Hockey also continues to be in danger from 3G surfaces, while not a month goes by without a grassroots club putting out news in local media that it needs to raise up to £500,000 for a new pitch, an eye-watering sum. If your club is under threat from councils or even closure, please get in touch with us. And that includes any news, features or stories you think we should be publishing, including how England Hockey’s Talent System is faring.

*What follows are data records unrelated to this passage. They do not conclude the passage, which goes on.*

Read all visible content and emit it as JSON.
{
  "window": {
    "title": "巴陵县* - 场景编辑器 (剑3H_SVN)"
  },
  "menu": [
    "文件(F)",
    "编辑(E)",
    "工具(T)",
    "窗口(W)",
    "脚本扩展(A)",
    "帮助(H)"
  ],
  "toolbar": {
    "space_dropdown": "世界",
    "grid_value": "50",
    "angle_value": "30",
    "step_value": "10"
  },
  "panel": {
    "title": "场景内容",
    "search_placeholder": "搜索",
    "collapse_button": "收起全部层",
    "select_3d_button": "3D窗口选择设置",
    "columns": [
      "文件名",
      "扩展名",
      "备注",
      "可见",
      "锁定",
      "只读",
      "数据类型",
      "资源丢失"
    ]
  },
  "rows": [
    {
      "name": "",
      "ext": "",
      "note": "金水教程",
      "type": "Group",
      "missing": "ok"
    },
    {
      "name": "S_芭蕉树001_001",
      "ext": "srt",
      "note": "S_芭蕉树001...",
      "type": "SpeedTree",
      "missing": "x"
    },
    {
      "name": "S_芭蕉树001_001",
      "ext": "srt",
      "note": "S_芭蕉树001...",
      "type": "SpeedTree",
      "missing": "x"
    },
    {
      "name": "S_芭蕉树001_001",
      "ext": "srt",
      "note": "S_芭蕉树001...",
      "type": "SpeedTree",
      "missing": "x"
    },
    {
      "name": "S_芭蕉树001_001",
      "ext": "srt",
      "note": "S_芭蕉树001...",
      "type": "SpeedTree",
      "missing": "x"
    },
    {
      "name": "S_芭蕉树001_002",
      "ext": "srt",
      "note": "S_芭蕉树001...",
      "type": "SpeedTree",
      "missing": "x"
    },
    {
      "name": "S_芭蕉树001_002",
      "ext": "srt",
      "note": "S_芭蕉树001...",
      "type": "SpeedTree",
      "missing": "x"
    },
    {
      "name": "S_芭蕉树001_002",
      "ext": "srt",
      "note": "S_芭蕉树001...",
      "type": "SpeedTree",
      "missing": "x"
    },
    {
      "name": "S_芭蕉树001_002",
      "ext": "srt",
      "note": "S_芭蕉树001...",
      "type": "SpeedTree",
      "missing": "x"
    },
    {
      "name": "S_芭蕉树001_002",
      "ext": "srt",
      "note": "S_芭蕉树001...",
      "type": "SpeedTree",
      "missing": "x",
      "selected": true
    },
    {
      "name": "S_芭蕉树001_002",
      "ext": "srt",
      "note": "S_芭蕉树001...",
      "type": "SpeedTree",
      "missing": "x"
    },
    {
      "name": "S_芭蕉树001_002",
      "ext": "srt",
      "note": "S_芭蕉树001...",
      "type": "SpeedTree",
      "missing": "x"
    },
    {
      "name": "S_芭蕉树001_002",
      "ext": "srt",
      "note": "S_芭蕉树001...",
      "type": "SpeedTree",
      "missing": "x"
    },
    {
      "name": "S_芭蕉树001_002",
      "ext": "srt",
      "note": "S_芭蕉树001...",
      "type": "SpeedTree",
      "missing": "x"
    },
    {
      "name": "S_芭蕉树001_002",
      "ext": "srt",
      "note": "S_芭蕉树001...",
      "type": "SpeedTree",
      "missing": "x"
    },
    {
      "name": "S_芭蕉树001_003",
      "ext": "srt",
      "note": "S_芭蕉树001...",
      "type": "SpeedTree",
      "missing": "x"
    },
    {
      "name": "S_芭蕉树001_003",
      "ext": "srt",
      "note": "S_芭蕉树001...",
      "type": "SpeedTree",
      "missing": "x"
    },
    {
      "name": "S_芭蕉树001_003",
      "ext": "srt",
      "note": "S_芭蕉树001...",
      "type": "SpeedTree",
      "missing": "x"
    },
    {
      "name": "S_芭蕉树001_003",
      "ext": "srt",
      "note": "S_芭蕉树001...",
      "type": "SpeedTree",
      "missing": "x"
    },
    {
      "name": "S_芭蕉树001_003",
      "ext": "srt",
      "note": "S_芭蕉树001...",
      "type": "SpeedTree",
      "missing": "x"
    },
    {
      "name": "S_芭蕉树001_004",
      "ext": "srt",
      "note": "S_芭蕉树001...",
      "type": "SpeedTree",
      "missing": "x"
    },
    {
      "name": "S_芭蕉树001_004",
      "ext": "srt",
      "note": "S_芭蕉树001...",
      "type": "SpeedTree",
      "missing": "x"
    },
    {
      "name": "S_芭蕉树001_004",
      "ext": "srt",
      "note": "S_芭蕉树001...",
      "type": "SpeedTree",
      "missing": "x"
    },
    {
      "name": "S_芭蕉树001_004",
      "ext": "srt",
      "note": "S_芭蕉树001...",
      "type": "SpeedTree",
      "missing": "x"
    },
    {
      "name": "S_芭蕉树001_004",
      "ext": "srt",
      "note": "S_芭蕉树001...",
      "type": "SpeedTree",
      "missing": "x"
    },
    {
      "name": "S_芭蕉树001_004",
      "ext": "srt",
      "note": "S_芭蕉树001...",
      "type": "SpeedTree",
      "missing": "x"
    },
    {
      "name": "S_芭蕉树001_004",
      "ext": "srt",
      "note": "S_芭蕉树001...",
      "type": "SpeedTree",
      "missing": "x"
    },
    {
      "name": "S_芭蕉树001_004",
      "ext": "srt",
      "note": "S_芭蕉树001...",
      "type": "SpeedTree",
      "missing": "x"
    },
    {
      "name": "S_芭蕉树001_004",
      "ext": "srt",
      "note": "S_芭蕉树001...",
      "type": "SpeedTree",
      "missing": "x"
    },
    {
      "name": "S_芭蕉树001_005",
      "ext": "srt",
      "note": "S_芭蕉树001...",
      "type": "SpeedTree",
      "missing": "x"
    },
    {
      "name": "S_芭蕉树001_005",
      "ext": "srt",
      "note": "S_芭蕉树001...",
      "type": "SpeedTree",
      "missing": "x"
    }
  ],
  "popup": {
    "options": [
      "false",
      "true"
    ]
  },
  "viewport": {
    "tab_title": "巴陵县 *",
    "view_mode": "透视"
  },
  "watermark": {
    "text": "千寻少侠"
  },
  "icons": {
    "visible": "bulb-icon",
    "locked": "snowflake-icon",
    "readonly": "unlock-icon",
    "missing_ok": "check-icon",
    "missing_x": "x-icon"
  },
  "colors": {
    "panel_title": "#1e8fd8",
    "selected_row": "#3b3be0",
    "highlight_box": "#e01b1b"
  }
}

We also await figures later this season of Sport England’s Active Lives survey, which gives an indication of participation (In 2021, we reported that levels had been in decline since 2016). Increasingly in the modern era, sports are finding ways to keep players in their game and hockey is no different. The questions are whether clubs are folding lower teams through lack of players, or even facing merging with local sides to keep the sport alive.
This season will also be a poignant one in memory of Southgate’s Grace O’Malley-Kumar, the sport tragically having lost a talented player in the Nottingham attacks in June and emotional tributes to the 19-year-old being paid.
“It was her endearing and beautiful personality which made us all love her so very much,” Grace’s team-mate Sofia Martin, an eye-catching signing for Hampstead & Westminster this season, said in July.
“Her energy was infectious and her tenacious nature on the pitch never failed to be present through every session.”
Her words centred around news that a fund has been set up to create an official Grace O’Malley-Kumar Foundation “to ensure that Grace’s name leaves a legacy.”
To date, over £36,000 has been donated.